*** Opening of Excerpted data ***

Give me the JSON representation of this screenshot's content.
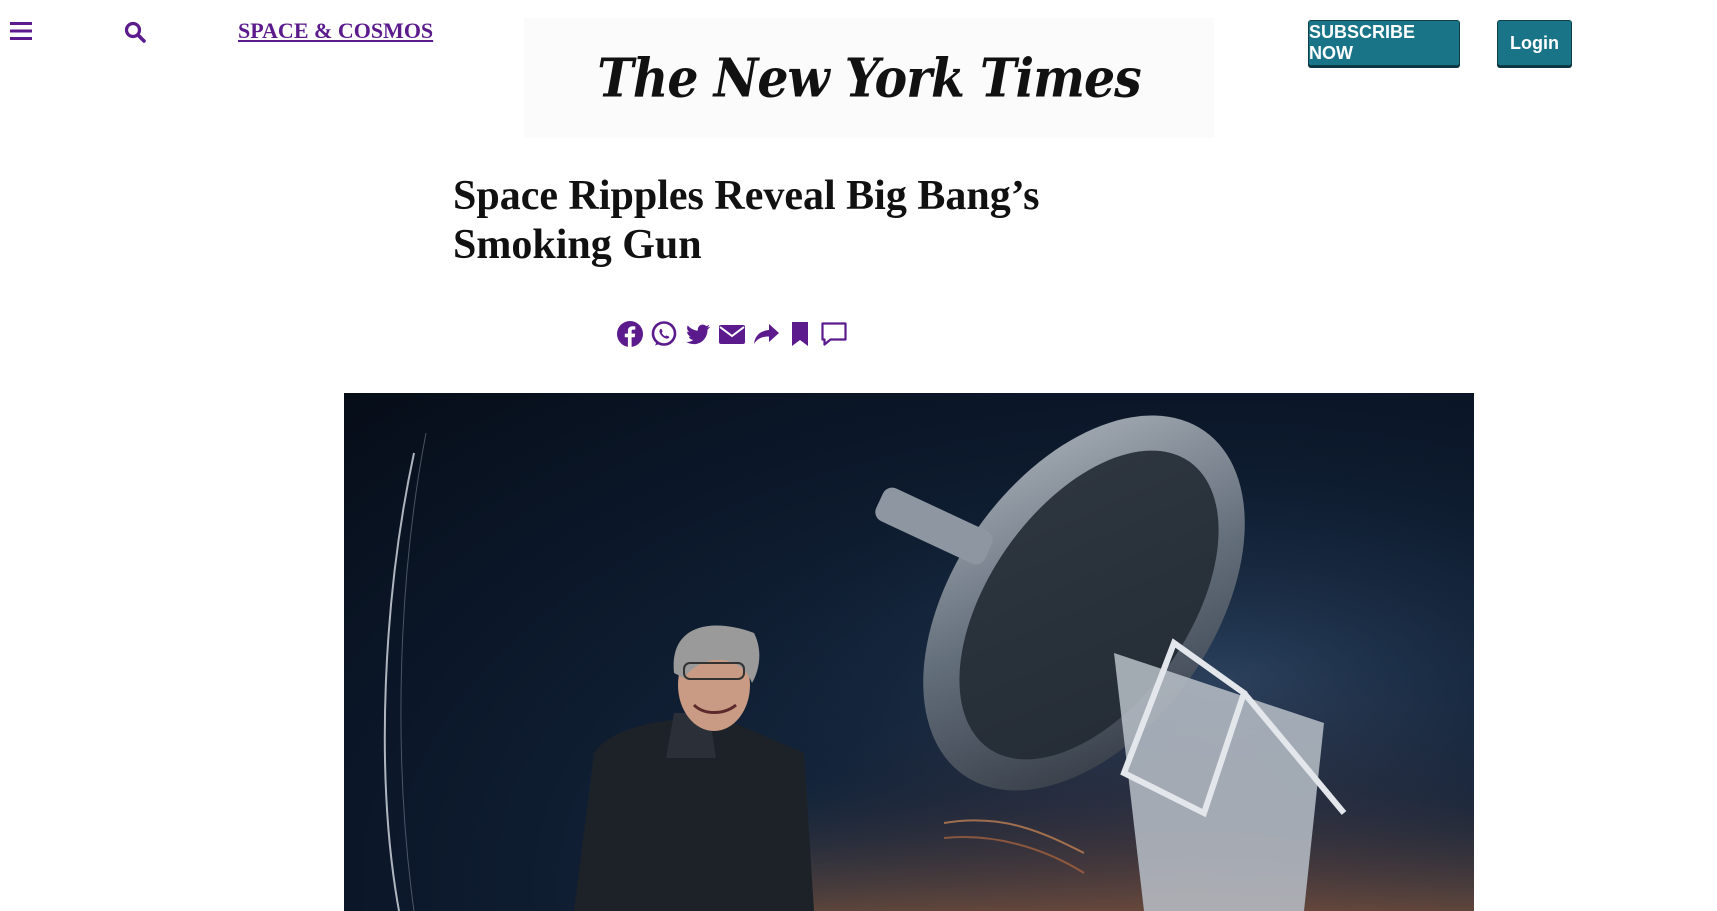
{
  "nav": {
    "menu_icon": "hamburger-menu-icon",
    "search_icon": "search-icon",
    "section_label": "SPACE & COSMOS"
  },
  "masthead": {
    "title": "The New York Times"
  },
  "actions": {
    "subscribe_label": "SUBSCRIBE NOW",
    "login_label": "Login"
  },
  "article": {
    "headline": "Space Ripples Reveal Big Bang’s Smoking Gun"
  },
  "share_icons": [
    "facebook-icon",
    "whatsapp-icon",
    "twitter-icon",
    "email-icon",
    "share-icon",
    "bookmark-icon",
    "comment-icon"
  ],
  "colors": {
    "accent_purple": "#5b1b8d",
    "button_teal": "#1a7487",
    "text": "#111111"
  }
}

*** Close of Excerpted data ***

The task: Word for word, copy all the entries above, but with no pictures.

Written reply:
Give me the JSON representation of this screenshot's content.
{
  "nav": {
    "menu_icon": "hamburger-menu-icon",
    "search_icon": "search-icon",
    "section_label": "SPACE & COSMOS"
  },
  "masthead": {
    "title": "The New York Times"
  },
  "actions": {
    "subscribe_label": "SUBSCRIBE NOW",
    "login_label": "Login"
  },
  "article": {
    "headline": "Space Ripples Reveal Big Bang’s Smoking Gun"
  },
  "share_icons": [
    "facebook-icon",
    "whatsapp-icon",
    "twitter-icon",
    "email-icon",
    "share-icon",
    "bookmark-icon",
    "comment-icon"
  ],
  "colors": {
    "accent_purple": "#5b1b8d",
    "button_teal": "#1a7487",
    "text": "#111111"
  }
}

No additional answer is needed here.